[Extracted data entries]
====

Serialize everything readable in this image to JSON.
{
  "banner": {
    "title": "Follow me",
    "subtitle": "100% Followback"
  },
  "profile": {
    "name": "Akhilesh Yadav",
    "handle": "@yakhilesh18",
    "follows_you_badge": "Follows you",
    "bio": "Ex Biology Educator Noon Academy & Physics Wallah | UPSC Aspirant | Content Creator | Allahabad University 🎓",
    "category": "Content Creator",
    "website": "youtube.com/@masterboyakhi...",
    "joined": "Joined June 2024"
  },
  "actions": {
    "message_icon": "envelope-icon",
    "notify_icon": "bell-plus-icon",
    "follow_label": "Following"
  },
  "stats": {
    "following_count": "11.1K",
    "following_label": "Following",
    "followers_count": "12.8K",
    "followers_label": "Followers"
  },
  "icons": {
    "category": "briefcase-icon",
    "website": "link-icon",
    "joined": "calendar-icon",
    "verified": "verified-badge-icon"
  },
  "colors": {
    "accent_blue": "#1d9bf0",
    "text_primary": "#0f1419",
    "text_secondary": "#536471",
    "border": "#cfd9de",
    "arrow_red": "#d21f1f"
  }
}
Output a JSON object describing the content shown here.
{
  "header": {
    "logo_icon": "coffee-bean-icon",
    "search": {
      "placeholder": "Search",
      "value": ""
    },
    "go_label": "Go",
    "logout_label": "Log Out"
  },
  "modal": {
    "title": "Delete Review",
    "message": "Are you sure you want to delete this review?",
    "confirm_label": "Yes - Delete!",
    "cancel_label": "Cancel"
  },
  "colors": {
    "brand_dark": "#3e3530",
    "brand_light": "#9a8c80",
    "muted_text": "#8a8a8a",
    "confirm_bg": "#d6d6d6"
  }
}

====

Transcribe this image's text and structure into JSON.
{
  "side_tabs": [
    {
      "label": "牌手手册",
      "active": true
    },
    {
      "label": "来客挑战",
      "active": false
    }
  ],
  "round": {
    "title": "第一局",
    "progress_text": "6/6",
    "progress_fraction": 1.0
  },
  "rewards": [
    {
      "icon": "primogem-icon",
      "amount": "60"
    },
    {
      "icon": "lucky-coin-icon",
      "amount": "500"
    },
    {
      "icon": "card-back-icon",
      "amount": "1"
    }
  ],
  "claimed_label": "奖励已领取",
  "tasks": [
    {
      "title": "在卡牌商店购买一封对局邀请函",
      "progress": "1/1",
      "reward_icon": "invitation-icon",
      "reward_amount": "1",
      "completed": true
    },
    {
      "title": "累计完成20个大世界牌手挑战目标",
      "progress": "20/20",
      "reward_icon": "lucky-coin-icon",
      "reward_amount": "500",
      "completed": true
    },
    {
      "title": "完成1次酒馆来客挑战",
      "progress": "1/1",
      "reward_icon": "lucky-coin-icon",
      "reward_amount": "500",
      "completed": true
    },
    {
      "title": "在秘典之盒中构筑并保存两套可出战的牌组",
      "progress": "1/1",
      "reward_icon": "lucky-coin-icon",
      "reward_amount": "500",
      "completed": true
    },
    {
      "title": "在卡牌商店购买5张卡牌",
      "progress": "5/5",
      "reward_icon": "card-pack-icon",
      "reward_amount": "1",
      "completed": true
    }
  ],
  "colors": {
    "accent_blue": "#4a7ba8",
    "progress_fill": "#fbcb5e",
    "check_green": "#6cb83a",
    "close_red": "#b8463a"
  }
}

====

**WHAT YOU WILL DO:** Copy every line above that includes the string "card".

**THE COMPLETED TASK:**
      "icon": "card-back-icon",
      "reward_icon": "card-pack-icon",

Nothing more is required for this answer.